## Exercise aim
Search the data for "blue". Each line containing it is to be copied.

## Supplied material
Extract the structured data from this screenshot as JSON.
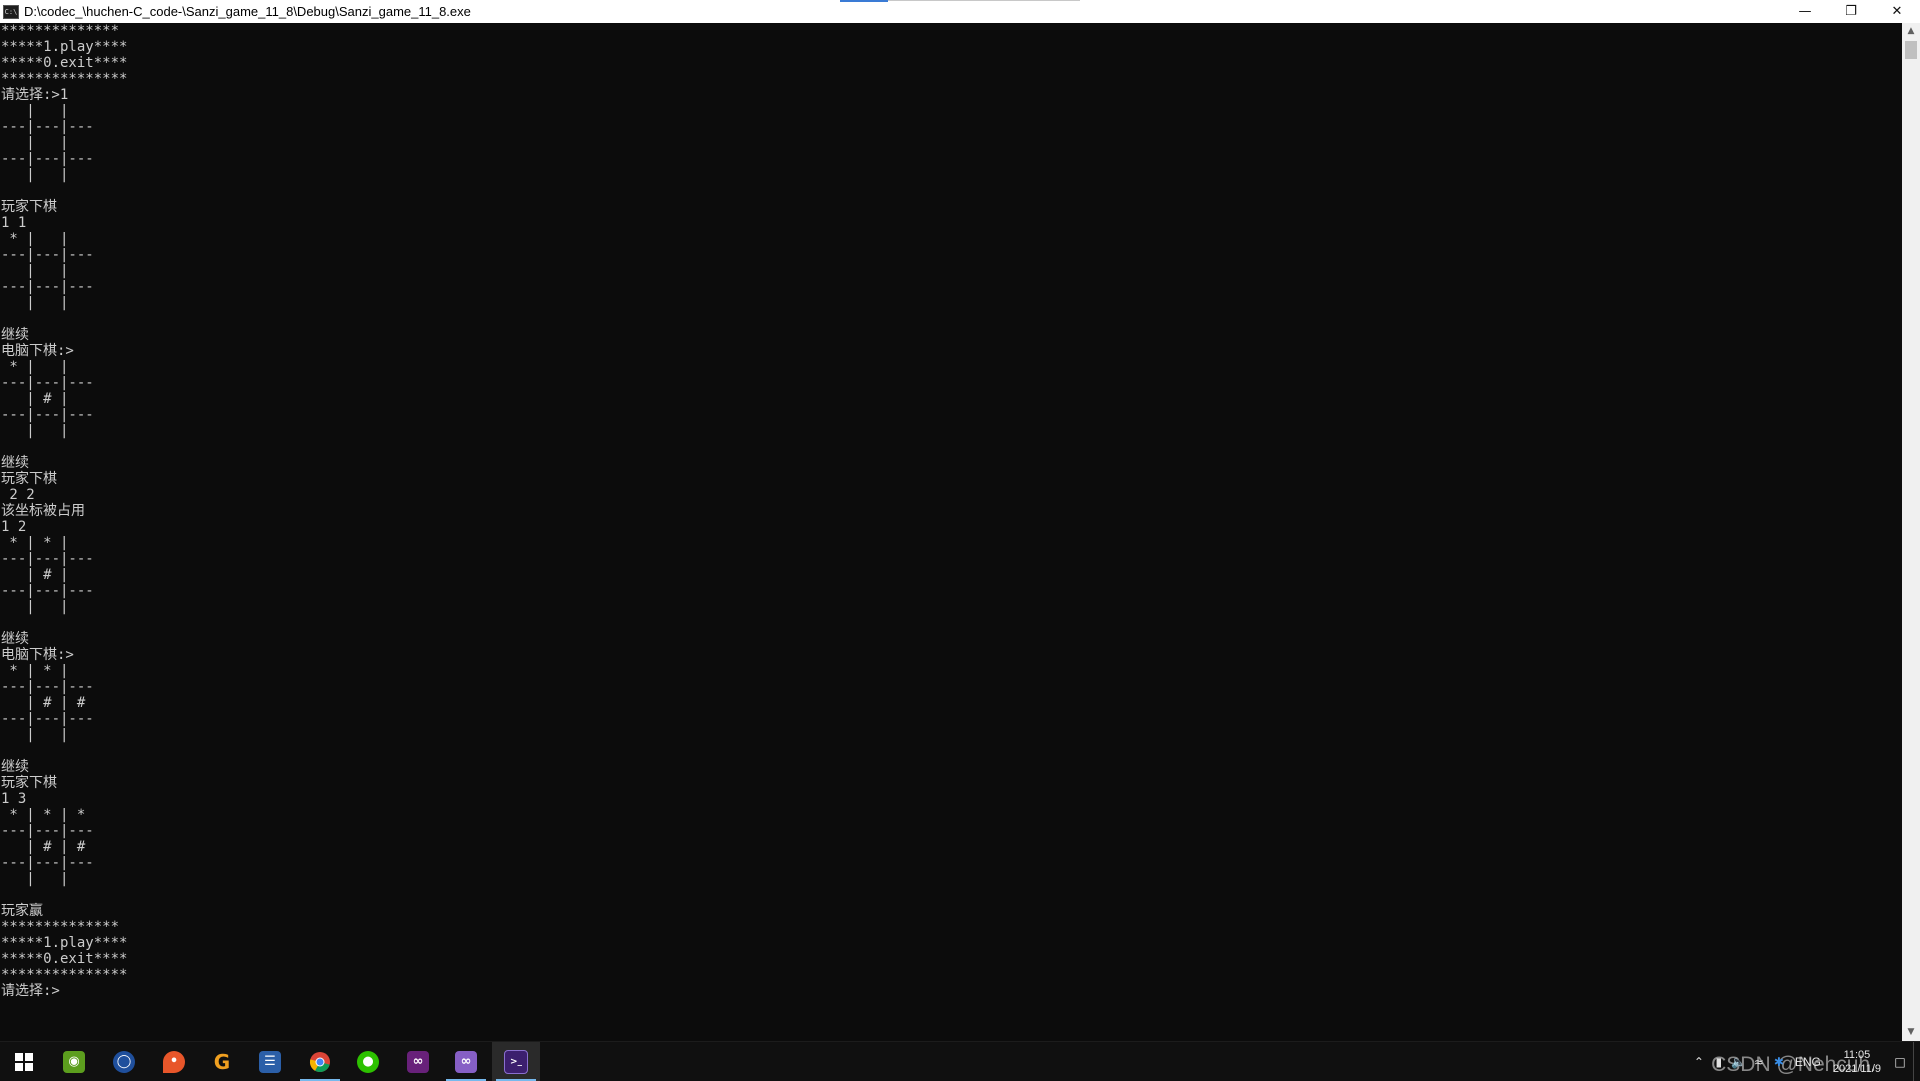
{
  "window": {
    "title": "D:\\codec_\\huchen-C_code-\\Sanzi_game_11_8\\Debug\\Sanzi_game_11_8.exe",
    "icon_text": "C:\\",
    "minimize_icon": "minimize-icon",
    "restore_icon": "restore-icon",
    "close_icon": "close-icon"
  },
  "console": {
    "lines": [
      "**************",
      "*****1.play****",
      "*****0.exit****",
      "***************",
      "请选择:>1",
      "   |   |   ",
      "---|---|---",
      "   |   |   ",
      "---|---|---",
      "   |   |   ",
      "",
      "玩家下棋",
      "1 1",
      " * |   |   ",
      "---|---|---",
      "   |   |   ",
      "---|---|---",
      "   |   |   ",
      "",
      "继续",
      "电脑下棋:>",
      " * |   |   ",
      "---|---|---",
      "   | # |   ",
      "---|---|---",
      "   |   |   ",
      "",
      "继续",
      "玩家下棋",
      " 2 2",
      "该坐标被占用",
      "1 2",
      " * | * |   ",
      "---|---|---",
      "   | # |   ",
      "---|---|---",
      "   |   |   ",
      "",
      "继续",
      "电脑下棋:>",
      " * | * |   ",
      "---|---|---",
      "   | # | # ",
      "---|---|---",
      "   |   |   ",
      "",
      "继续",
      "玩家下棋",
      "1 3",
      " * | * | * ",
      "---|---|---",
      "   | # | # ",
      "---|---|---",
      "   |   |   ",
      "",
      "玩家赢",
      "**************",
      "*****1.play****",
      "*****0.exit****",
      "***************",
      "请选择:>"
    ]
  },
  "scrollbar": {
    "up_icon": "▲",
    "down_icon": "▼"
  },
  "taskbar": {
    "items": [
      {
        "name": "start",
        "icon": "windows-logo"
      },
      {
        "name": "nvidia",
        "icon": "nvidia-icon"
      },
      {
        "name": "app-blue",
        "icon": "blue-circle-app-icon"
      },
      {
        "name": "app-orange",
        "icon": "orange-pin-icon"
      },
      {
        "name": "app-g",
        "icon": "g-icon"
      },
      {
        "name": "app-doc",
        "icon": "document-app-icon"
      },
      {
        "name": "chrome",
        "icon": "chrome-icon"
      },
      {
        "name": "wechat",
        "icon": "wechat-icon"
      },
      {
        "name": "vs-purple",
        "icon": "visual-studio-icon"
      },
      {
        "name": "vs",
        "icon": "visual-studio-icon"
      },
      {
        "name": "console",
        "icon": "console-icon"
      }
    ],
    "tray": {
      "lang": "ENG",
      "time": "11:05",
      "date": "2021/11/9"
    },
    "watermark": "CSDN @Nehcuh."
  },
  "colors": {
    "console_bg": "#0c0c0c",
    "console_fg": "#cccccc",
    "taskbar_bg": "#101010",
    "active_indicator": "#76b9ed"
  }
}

## Answer space
        "name": "app-blue",
        "icon": "blue-circle-app-icon"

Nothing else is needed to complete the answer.